5 / 5 (1) Jan 05, 2012
Woah.....I have to have this.......I was one of those kids that was constantly drumming on everything, I drove people crazy. That things looks like it could lead to poly-rhythmic orgasms :P

" STOP.. FIDGETING.. " Rofl

Just as a kid's toy this would be insanely fun to have, but there's other applications ...I'd love to hear spider mating rhythms through this, for ex..

.....they should get in touch with the Moog foundation here in Asheville NC, if they aren't already.

http://www.moogfoundation.org/
Isaacsname
not rated yet Jan 05, 2012
I wonder if it is sensitive enough to pick up light bouncing off a mirror ?
Xbw
1.7 / 5 (6) Jan 05, 2012
I wonder if it is sensitive enough to pick up light bouncing off a mirror ?


I doubt it.

I agree though on the applications. I wouldn't mind hooking this thing up to a tree in the park and making sweet sweet music.
Isaacsname
5 / 5 (1) Jan 05, 2012
I wonder if it is sensitive enough to pick up light bouncing off a mirror ?


I doubt it.

I agree though on the applications. I wouldn't mind hooking this thing up to a tree in the park and making sweet sweet music.

No kidding, me too.
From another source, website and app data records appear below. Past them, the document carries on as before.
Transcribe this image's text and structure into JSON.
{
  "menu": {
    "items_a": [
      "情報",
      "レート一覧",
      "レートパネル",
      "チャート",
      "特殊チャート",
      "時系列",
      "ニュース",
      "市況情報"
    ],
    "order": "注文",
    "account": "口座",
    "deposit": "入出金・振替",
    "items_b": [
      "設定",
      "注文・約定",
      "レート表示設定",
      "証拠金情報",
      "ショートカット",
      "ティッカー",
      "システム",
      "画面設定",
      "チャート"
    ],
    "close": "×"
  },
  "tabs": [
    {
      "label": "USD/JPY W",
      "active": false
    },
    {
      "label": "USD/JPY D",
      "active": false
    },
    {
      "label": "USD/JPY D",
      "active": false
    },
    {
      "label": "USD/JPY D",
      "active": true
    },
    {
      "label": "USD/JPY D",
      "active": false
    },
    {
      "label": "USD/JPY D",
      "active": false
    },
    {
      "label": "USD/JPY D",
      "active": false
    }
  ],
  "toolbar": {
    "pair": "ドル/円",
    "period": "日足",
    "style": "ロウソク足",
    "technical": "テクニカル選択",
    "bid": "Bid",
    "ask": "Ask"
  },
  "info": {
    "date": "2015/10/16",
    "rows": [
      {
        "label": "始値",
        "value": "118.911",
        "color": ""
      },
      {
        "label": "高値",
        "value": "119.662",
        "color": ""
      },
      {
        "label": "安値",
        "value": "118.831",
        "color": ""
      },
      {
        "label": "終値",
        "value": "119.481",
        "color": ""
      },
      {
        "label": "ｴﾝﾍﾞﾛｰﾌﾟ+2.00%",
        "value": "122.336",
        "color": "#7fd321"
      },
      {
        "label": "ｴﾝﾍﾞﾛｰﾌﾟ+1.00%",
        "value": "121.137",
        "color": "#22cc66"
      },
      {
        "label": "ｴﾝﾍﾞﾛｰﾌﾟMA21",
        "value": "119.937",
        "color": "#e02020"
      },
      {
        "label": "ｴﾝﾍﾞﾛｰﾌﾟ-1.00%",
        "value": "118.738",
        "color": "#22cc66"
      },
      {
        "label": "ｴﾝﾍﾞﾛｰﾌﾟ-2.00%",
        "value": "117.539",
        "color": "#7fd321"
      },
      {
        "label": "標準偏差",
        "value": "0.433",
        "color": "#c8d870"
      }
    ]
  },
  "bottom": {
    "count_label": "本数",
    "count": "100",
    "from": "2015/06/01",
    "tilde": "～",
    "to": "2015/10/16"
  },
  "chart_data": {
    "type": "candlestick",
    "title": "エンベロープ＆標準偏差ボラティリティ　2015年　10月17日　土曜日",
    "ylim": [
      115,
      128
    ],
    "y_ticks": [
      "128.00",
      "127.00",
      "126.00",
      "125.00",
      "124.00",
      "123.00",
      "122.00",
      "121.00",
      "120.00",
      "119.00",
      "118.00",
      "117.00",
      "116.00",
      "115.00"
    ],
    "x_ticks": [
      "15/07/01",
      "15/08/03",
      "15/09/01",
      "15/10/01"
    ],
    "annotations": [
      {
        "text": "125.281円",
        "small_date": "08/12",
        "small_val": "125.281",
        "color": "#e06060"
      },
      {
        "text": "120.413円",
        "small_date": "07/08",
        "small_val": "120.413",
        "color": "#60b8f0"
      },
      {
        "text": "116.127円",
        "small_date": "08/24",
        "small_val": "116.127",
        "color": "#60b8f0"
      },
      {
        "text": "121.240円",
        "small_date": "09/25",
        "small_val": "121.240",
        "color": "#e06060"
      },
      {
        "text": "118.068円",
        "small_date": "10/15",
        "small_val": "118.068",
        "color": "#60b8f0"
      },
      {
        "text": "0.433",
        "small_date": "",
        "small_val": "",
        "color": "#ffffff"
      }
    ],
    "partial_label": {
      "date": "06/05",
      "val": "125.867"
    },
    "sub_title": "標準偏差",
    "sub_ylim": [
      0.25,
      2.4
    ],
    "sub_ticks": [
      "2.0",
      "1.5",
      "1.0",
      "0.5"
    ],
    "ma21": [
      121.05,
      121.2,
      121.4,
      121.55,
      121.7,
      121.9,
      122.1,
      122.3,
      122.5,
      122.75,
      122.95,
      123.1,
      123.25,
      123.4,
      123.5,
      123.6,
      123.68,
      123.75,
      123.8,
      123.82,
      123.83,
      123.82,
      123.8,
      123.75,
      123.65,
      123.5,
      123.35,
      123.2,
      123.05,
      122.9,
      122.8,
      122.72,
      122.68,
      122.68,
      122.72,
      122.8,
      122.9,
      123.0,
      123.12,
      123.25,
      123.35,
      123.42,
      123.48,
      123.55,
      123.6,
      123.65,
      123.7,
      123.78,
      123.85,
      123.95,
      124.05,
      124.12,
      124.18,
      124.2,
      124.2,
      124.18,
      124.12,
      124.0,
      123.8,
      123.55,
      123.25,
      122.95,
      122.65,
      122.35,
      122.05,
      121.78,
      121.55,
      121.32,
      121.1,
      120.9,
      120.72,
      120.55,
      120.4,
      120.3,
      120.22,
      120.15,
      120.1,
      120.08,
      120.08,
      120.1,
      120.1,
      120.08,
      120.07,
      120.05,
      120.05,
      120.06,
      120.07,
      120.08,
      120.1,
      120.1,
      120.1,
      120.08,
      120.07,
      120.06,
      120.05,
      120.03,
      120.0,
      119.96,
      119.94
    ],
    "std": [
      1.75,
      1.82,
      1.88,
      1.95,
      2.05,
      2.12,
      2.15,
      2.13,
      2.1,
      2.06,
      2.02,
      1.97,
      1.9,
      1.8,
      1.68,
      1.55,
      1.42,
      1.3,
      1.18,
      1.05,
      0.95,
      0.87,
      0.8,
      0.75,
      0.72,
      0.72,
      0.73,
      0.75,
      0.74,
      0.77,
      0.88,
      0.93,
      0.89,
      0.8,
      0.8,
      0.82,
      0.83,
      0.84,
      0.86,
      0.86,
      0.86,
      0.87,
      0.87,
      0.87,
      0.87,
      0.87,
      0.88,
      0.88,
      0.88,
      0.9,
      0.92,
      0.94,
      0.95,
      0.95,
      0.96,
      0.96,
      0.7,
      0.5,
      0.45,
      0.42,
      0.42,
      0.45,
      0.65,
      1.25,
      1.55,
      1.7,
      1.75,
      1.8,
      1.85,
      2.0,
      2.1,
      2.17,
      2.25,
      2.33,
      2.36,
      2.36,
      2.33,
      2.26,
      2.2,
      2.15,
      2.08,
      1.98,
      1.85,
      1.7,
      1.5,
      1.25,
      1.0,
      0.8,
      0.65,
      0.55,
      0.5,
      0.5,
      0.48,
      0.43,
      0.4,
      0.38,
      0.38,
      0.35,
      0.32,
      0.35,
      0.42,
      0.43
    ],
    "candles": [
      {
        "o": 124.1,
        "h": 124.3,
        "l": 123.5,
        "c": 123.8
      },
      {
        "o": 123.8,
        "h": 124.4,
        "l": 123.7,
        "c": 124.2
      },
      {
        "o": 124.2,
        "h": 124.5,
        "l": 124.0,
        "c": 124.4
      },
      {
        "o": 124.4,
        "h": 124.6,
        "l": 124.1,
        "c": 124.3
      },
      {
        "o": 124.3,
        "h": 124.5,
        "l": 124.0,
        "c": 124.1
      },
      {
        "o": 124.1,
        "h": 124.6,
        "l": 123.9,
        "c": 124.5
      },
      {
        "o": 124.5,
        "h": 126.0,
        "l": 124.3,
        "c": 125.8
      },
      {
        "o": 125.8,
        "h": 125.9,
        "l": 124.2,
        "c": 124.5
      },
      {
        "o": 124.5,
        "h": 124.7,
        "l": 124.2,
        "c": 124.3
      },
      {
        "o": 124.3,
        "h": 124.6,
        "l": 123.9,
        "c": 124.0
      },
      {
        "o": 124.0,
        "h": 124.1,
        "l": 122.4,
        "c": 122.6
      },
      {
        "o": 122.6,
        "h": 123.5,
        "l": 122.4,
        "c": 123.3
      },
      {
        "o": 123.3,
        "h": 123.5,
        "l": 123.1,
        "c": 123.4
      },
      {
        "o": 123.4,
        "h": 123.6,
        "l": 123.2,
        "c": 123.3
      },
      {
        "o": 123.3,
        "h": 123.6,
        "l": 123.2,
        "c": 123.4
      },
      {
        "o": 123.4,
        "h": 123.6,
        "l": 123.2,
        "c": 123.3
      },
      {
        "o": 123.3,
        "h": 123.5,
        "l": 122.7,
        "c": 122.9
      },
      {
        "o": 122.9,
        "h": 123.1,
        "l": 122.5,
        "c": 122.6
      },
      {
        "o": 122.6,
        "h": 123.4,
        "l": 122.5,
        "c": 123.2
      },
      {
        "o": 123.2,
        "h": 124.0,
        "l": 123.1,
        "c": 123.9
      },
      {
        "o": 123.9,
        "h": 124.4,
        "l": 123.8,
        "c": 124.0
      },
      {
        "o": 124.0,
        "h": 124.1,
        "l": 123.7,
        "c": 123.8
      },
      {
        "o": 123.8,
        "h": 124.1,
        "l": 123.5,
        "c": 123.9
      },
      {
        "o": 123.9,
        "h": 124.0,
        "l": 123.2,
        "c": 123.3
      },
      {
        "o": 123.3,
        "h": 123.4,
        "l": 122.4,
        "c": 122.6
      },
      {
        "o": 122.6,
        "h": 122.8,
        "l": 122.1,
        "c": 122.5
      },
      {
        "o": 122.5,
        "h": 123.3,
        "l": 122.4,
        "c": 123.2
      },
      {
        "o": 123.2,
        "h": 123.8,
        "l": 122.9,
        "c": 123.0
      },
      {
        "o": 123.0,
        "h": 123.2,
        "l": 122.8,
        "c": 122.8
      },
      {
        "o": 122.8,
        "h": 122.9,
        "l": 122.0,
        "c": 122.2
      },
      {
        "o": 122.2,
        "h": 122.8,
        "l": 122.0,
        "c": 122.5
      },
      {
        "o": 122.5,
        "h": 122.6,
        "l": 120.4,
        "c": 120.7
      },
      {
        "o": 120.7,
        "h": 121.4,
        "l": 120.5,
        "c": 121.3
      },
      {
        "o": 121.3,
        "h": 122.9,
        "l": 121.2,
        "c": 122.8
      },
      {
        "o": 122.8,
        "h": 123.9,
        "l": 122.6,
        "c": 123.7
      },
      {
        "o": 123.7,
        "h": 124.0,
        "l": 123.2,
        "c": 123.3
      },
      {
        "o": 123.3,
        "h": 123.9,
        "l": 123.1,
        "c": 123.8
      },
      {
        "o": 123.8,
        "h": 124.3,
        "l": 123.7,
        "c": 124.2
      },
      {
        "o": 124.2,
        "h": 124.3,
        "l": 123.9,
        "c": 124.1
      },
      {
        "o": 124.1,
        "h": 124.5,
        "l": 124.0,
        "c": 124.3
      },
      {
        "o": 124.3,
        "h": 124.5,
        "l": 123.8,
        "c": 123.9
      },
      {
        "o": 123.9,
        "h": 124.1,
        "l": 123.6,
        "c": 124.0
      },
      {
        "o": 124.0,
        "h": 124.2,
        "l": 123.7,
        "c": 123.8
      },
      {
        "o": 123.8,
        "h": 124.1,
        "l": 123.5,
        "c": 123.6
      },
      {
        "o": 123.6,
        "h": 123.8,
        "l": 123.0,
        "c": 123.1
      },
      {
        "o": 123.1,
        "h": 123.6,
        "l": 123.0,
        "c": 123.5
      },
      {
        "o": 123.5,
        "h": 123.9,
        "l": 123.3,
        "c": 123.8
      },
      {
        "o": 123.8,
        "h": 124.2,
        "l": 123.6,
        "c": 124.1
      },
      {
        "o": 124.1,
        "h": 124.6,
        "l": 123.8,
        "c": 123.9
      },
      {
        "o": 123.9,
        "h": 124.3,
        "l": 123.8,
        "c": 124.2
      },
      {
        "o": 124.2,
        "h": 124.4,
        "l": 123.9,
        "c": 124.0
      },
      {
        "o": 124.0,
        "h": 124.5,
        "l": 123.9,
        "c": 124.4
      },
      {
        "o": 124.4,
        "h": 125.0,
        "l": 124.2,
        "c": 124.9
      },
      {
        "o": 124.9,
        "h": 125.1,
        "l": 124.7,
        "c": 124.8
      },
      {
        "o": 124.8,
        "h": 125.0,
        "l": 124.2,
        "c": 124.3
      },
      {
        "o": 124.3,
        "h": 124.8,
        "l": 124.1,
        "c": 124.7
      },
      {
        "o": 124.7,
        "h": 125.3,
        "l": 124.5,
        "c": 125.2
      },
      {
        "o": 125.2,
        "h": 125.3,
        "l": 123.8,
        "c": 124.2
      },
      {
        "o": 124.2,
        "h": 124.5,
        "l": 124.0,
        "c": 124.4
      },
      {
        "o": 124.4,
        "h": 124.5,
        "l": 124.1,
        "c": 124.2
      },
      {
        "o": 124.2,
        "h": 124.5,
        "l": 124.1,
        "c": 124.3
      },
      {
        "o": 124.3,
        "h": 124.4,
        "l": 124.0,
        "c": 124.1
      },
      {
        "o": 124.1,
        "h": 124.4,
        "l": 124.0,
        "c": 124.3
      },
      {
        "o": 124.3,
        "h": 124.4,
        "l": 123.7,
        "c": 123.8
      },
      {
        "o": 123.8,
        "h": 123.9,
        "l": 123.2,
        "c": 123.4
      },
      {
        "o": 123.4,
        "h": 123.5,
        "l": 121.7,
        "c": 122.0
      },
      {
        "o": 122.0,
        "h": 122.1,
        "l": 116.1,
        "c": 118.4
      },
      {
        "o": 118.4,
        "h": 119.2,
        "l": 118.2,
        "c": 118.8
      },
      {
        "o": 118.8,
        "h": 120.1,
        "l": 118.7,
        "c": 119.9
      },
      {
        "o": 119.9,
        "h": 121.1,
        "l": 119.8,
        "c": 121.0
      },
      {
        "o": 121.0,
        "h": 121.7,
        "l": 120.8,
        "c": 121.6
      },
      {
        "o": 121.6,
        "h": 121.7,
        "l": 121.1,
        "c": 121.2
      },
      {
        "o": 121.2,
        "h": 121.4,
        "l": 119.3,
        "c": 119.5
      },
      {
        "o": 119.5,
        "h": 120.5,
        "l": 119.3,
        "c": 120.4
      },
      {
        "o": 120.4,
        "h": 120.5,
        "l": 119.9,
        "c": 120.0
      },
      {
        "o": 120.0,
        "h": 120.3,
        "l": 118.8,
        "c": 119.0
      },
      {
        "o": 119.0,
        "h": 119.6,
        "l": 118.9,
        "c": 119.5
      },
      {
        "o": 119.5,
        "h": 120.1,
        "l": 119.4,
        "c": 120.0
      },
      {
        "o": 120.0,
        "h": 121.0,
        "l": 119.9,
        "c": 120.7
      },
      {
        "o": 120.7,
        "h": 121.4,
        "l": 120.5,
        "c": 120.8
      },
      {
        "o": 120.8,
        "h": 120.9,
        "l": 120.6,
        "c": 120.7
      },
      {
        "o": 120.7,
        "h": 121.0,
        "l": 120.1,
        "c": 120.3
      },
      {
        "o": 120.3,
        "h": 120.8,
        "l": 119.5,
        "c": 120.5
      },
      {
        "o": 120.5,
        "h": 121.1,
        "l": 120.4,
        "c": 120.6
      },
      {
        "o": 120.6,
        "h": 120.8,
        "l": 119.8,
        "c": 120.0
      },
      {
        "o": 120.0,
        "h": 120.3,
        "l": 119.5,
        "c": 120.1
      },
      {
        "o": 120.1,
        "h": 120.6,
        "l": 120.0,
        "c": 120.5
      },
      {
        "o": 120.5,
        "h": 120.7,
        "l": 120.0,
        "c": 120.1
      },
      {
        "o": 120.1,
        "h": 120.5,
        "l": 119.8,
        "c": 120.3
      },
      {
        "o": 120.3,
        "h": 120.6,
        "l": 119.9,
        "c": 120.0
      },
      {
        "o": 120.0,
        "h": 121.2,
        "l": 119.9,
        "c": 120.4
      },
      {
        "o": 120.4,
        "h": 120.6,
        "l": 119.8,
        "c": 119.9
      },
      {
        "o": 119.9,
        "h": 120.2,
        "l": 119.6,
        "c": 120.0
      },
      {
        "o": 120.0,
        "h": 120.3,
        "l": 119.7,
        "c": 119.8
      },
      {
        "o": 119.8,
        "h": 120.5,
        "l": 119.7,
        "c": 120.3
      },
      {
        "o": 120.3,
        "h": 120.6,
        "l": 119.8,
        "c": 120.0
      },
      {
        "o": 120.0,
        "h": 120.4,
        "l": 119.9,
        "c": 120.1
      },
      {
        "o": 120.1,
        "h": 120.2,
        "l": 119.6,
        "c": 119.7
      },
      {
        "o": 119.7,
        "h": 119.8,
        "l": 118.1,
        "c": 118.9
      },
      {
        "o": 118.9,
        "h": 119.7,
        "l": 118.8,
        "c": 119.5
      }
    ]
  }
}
Even just hearing the rain on the tree would be great... I'm just really blown away with this...